## Data to process
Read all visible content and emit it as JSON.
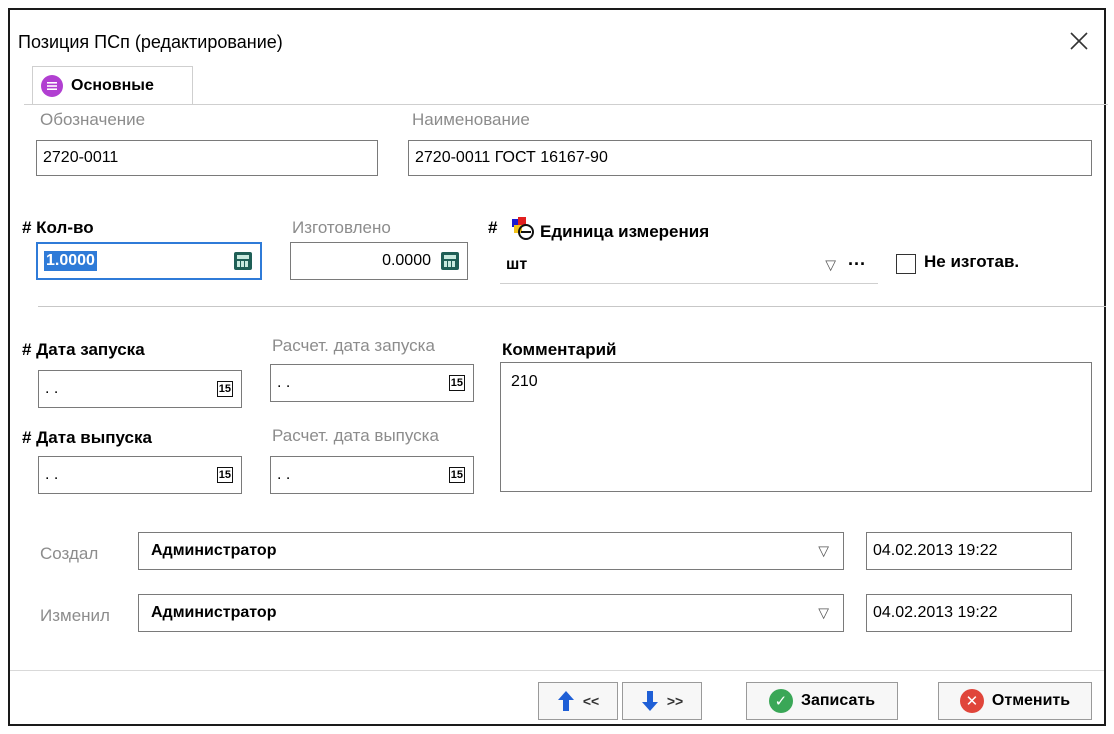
{
  "window": {
    "title": "Позиция ПСп (редактирование)"
  },
  "tabs": [
    {
      "label": "Основные",
      "icon": "list-icon"
    }
  ],
  "fields": {
    "designation": {
      "label": "Обозначение",
      "value": "2720-0011"
    },
    "name": {
      "label": "Наименование",
      "value": "2720-0011 ГОСТ 16167-90"
    },
    "quantity": {
      "label": "# Кол-во",
      "value": "1.0000"
    },
    "manufactured": {
      "label": "Изготовлено",
      "value": "0.0000"
    },
    "unit": {
      "label_prefix": "#",
      "label": "Единица измерения",
      "value": "шт",
      "more": "···"
    },
    "not_manufactured": {
      "label": "Не изготав.",
      "checked": false
    },
    "start_date": {
      "label": "# Дата запуска",
      "value": ". ."
    },
    "calc_start_date": {
      "label": "Расчет. дата запуска",
      "value": ". ."
    },
    "release_date": {
      "label": "# Дата выпуска",
      "value": ". ."
    },
    "calc_release_date": {
      "label": "Расчет. дата выпуска",
      "value": ". ."
    },
    "comment": {
      "label": "Комментарий",
      "value": "210"
    },
    "created_by": {
      "label": "Создал",
      "value": "Администратор",
      "timestamp": "04.02.2013 19:22"
    },
    "modified_by": {
      "label": "Изменил",
      "value": "Администратор",
      "timestamp": "04.02.2013 19:22"
    }
  },
  "calendar_icon_text": "15",
  "buttons": {
    "prev": "<<",
    "next": ">>",
    "save": "Записать",
    "cancel": "Отменить"
  },
  "colors": {
    "accent": "#2f7bd8",
    "tab_icon": "#b13fd1",
    "save_icon": "#3aa757",
    "cancel_icon": "#e0453a",
    "arrow_blue": "#1f5fd6"
  }
}
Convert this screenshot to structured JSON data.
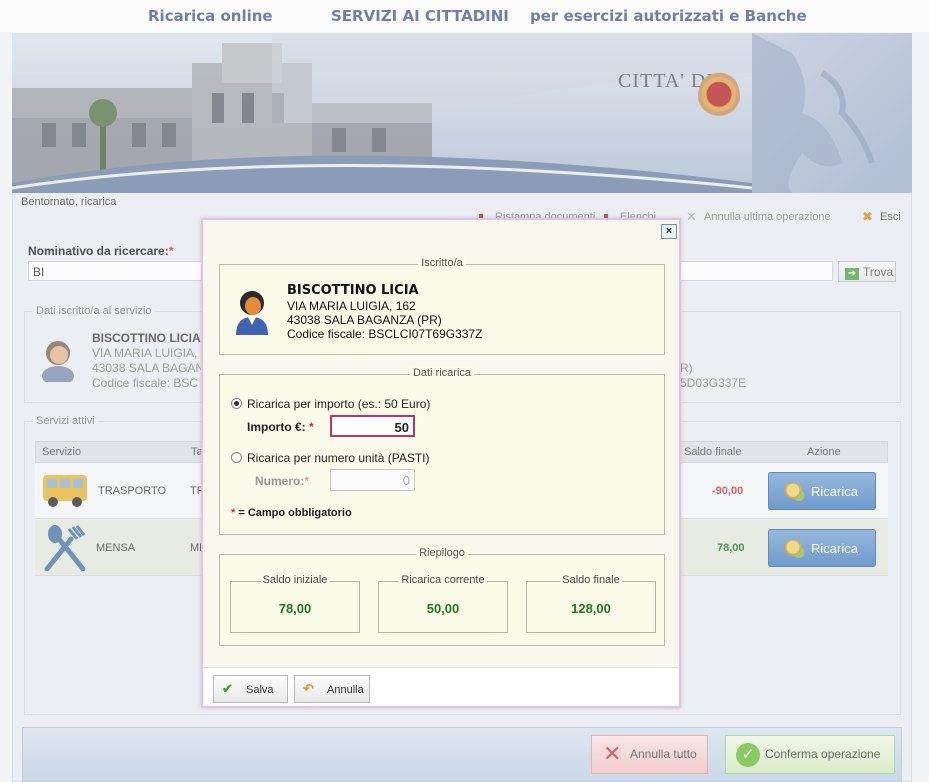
{
  "header": {
    "left_title": "Ricarica online",
    "center_title": "SERVIZI AI CITTADINI",
    "right_title": "per esercizi autorizzati e Banche"
  },
  "banner": {
    "city_label": "CITTA' DI"
  },
  "user_bar": {
    "welcome": "Bentornato, ricarica",
    "ristampa": "Ristampa documenti",
    "elenchi": "Elenchi",
    "annulla_ultima": "Annulla ultima operazione",
    "esci": "Esci"
  },
  "search": {
    "label": "Nominativo da ricercare:",
    "required_mark": "*",
    "value": "BI",
    "button": "Trova"
  },
  "background": {
    "iscritto_legend": "Dati iscritto/a al servizio",
    "name": "BISCOTTINO LICIA",
    "address": "VIA MARIA LUIGIA, 1",
    "city": "43038 SALA BAGAN",
    "cf": "Codice fiscale: BSC",
    "right_frag_1": "R)",
    "right_frag_2": "5D03G337E",
    "servizi_legend": "Servizi attivi",
    "table_headers": [
      "Servizio",
      "Ta",
      "Saldo finale",
      "Azione"
    ],
    "rows": [
      {
        "service": "TRASPORTO",
        "code": "TR",
        "saldo_finale": "-90,00",
        "action": "Ricarica"
      },
      {
        "service": "MENSA",
        "code": "ME",
        "saldo_finale": "78,00",
        "action": "Ricarica"
      }
    ],
    "annulla_tutto": "Annulla tutto",
    "conferma": "Conferma operazione"
  },
  "modal": {
    "close": "×",
    "iscritto": {
      "legend": "Iscritto/a",
      "name": "BISCOTTINO LICIA",
      "address": "VIA MARIA LUIGIA, 162",
      "city": "43038 SALA BAGANZA (PR)",
      "cf": "Codice fiscale: BSCLCI07T69G337Z"
    },
    "ricarica": {
      "legend": "Dati ricarica",
      "option_importo": "Ricarica per importo (es.: 50 Euro)",
      "importo_label": "Importo €:",
      "importo_value": "50",
      "option_unita": "Ricarica per numero unità (PASTI)",
      "numero_label": "Numero:",
      "numero_value": "0",
      "required_note": "= Campo obbligatorio",
      "required_mark": "*"
    },
    "riepilogo": {
      "legend": "Riepilogo",
      "saldo_iniziale_label": "Saldo iniziale",
      "saldo_iniziale": "78,00",
      "ricarica_corrente_label": "Ricarica corrente",
      "ricarica_corrente": "50,00",
      "saldo_finale_label": "Saldo finale",
      "saldo_finale": "128,00"
    },
    "buttons": {
      "salva": "Salva",
      "annulla": "Annulla"
    }
  },
  "colors": {
    "title_blue": "#4a5f95",
    "positive_green": "#1d7a1d",
    "negative_red": "#d23b3b",
    "modal_border": "#e8bfe6",
    "required_red": "#dd2222"
  }
}
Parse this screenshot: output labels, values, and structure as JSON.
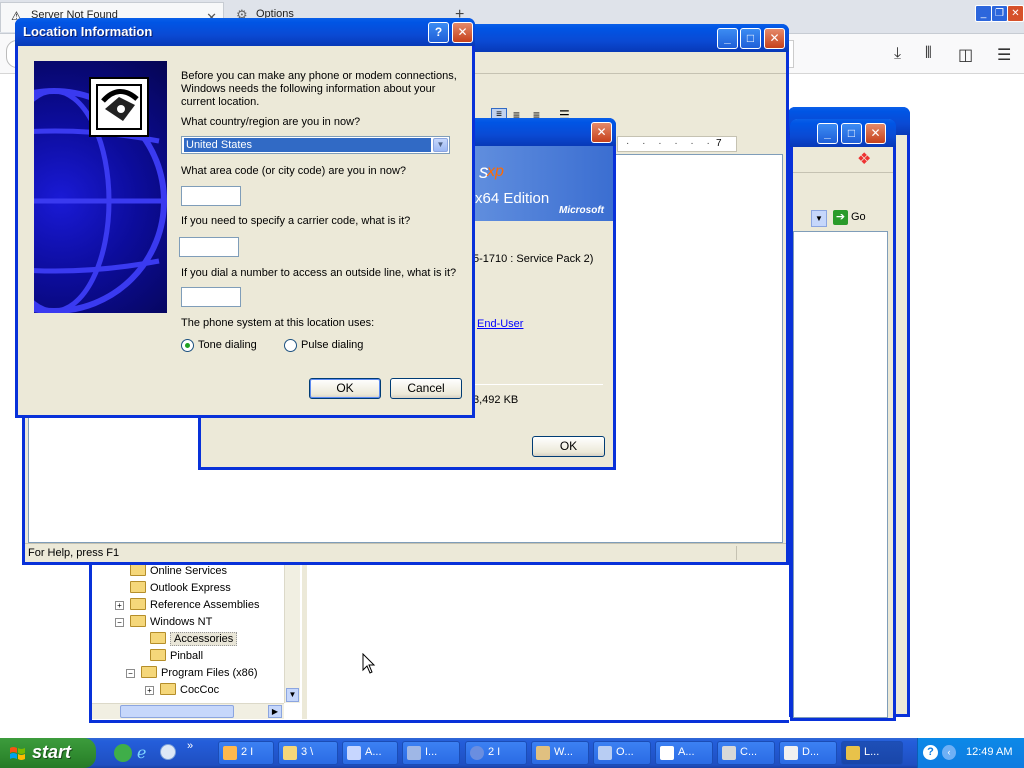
{
  "browser": {
    "tabs": [
      {
        "label": "Server Not Found"
      },
      {
        "label": "Options"
      }
    ],
    "new_tab": "+"
  },
  "wordpad": {
    "status": "For Help, press F1",
    "ruler_mark": "7"
  },
  "about_dialog": {
    "os_xp": "xp",
    "edition": "x64 Edition",
    "brand": "Microsoft",
    "version": "5-1710 : Service Pack 2)",
    "link": "End-User",
    "memory": "3,492 KB",
    "ok": "OK"
  },
  "ie_window": {
    "go": "Go"
  },
  "explorer": {
    "tree": [
      {
        "label": "Online Services",
        "indent": 2,
        "expander": ""
      },
      {
        "label": "Outlook Express",
        "indent": 2,
        "expander": ""
      },
      {
        "label": "Reference Assemblies",
        "indent": 2,
        "expander": "+"
      },
      {
        "label": "Windows NT",
        "indent": 2,
        "expander": "−"
      },
      {
        "label": "Accessories",
        "indent": 3,
        "expander": "",
        "selected": true
      },
      {
        "label": "Pinball",
        "indent": 3,
        "expander": ""
      },
      {
        "label": "Program Files (x86)",
        "indent": 1,
        "expander": "−"
      },
      {
        "label": "CocCoc",
        "indent": 2,
        "expander": "+"
      }
    ]
  },
  "location_dialog": {
    "title": "Location Information",
    "intro": "Before you can make any phone or modem connections, Windows needs the following information about your current location.",
    "country_label": "What country/region are you in now?",
    "country_value": "United States",
    "area_label": "What area code (or city code) are you in now?",
    "area_value": "",
    "carrier_label": "If you need to specify a carrier code, what is it?",
    "carrier_value": "",
    "outside_label": "If you dial a number to access an outside line, what is it?",
    "outside_value": "",
    "phone_system_label": "The phone system at this location uses:",
    "tone": "Tone dialing",
    "pulse": "Pulse dialing",
    "ok": "OK",
    "cancel": "Cancel",
    "help_btn": "?",
    "close_btn": "✕"
  },
  "taskbar": {
    "start": "start",
    "tasks": [
      {
        "label": "2 I"
      },
      {
        "label": "3 \\"
      },
      {
        "label": "A..."
      },
      {
        "label": "I..."
      },
      {
        "label": "2 I"
      },
      {
        "label": "W..."
      },
      {
        "label": "O..."
      },
      {
        "label": "A..."
      },
      {
        "label": "C..."
      },
      {
        "label": "D..."
      },
      {
        "label": "L..."
      }
    ],
    "clock": "12:49 AM"
  },
  "colors": {
    "xp_blue": "#0831d9",
    "selection": "#316ac5",
    "start_green": "#2f8a2f"
  }
}
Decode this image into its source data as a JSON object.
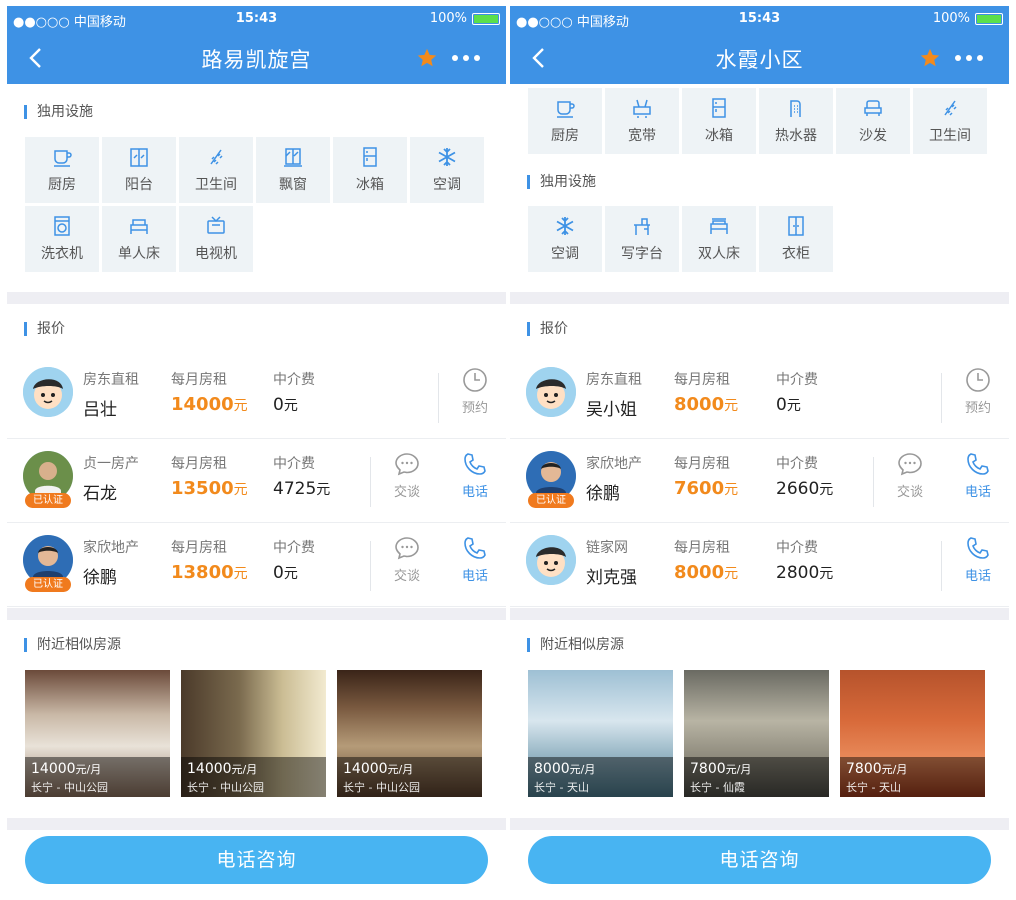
{
  "status": {
    "carrier": "●●○○○ 中国移动",
    "time": "15:43",
    "battery": "100%"
  },
  "left": {
    "title": "路易凯旋宫",
    "facilities": {
      "title": "独用设施",
      "items": [
        {
          "label": "厨房",
          "icon": "cup-icon"
        },
        {
          "label": "阳台",
          "icon": "balcony-icon"
        },
        {
          "label": "卫生间",
          "icon": "shower-icon"
        },
        {
          "label": "飘窗",
          "icon": "window-icon"
        },
        {
          "label": "冰箱",
          "icon": "fridge-icon"
        },
        {
          "label": "空调",
          "icon": "snowflake-icon"
        },
        {
          "label": "洗衣机",
          "icon": "washer-icon"
        },
        {
          "label": "单人床",
          "icon": "bed-icon"
        },
        {
          "label": "电视机",
          "icon": "tv-icon"
        }
      ]
    },
    "quote": {
      "title": "报价",
      "rows": [
        {
          "source": "房东直租",
          "name": "吕壮",
          "rent_label": "每月房租",
          "rent": "14000",
          "unit": "元",
          "fee_label": "中介费",
          "fee": "0",
          "actions": [
            "预约"
          ],
          "verified": ""
        },
        {
          "source": "贞一房产",
          "name": "石龙",
          "rent_label": "每月房租",
          "rent": "13500",
          "unit": "元",
          "fee_label": "中介费",
          "fee": "4725",
          "actions": [
            "交谈",
            "电话"
          ],
          "verified": "已认证"
        },
        {
          "source": "家欣地产",
          "name": "徐鹏",
          "rent_label": "每月房租",
          "rent": "13800",
          "unit": "元",
          "fee_label": "中介费",
          "fee": "0",
          "actions": [
            "交谈",
            "电话"
          ],
          "verified": "已认证"
        }
      ]
    },
    "nearby": {
      "title": "附近相似房源",
      "items": [
        {
          "price": "14000",
          "unit": "元/月",
          "location": "长宁 - 中山公园"
        },
        {
          "price": "14000",
          "unit": "元/月",
          "location": "长宁 - 中山公园"
        },
        {
          "price": "14000",
          "unit": "元/月",
          "location": "长宁 - 中山公园"
        }
      ]
    },
    "cta": "电话咨询"
  },
  "right": {
    "title": "水霞小区",
    "shared_items": [
      {
        "label": "厨房",
        "icon": "cup-icon"
      },
      {
        "label": "宽带",
        "icon": "router-icon"
      },
      {
        "label": "冰箱",
        "icon": "fridge-icon"
      },
      {
        "label": "热水器",
        "icon": "heater-icon"
      },
      {
        "label": "沙发",
        "icon": "sofa-icon"
      },
      {
        "label": "卫生间",
        "icon": "shower-icon"
      }
    ],
    "facilities": {
      "title": "独用设施",
      "items": [
        {
          "label": "空调",
          "icon": "snowflake-icon"
        },
        {
          "label": "写字台",
          "icon": "desk-icon"
        },
        {
          "label": "双人床",
          "icon": "double-bed-icon"
        },
        {
          "label": "衣柜",
          "icon": "wardrobe-icon"
        }
      ]
    },
    "quote": {
      "title": "报价",
      "rows": [
        {
          "source": "房东直租",
          "name": "吴小姐",
          "rent_label": "每月房租",
          "rent": "8000",
          "unit": "元",
          "fee_label": "中介费",
          "fee": "0",
          "actions": [
            "预约"
          ],
          "verified": ""
        },
        {
          "source": "家欣地产",
          "name": "徐鹏",
          "rent_label": "每月房租",
          "rent": "7600",
          "unit": "元",
          "fee_label": "中介费",
          "fee": "2660",
          "actions": [
            "交谈",
            "电话"
          ],
          "verified": "已认证"
        },
        {
          "source": "链家网",
          "name": "刘克强",
          "rent_label": "每月房租",
          "rent": "8000",
          "unit": "元",
          "fee_label": "中介费",
          "fee": "2800",
          "actions": [
            "电话"
          ],
          "verified": ""
        }
      ]
    },
    "nearby": {
      "title": "附近相似房源",
      "items": [
        {
          "price": "8000",
          "unit": "元/月",
          "location": "长宁 - 天山"
        },
        {
          "price": "7800",
          "unit": "元/月",
          "location": "长宁 - 仙霞"
        },
        {
          "price": "7800",
          "unit": "元/月",
          "location": "长宁 - 天山"
        }
      ]
    },
    "cta": "电话咨询"
  },
  "colors": {
    "accent": "#3e92e5",
    "price": "#f28a1c",
    "cta": "#48b4f2",
    "tile_bg": "#eef3f6"
  }
}
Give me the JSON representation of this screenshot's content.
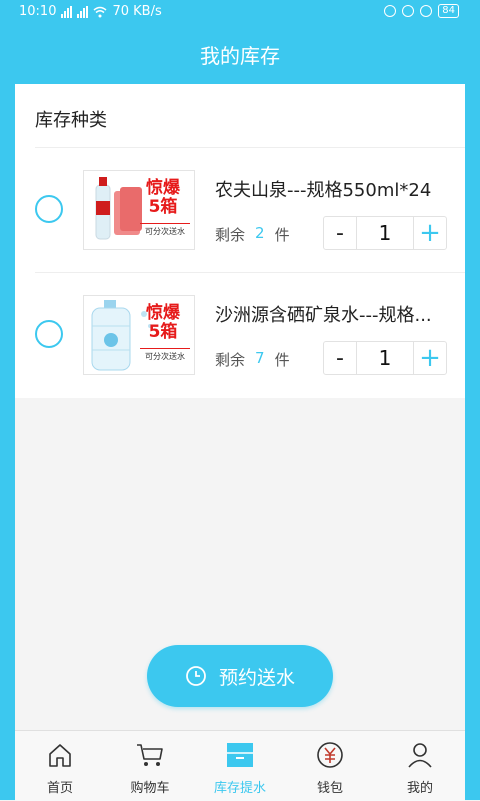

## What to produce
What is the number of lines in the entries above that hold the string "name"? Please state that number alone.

## Response to the task
9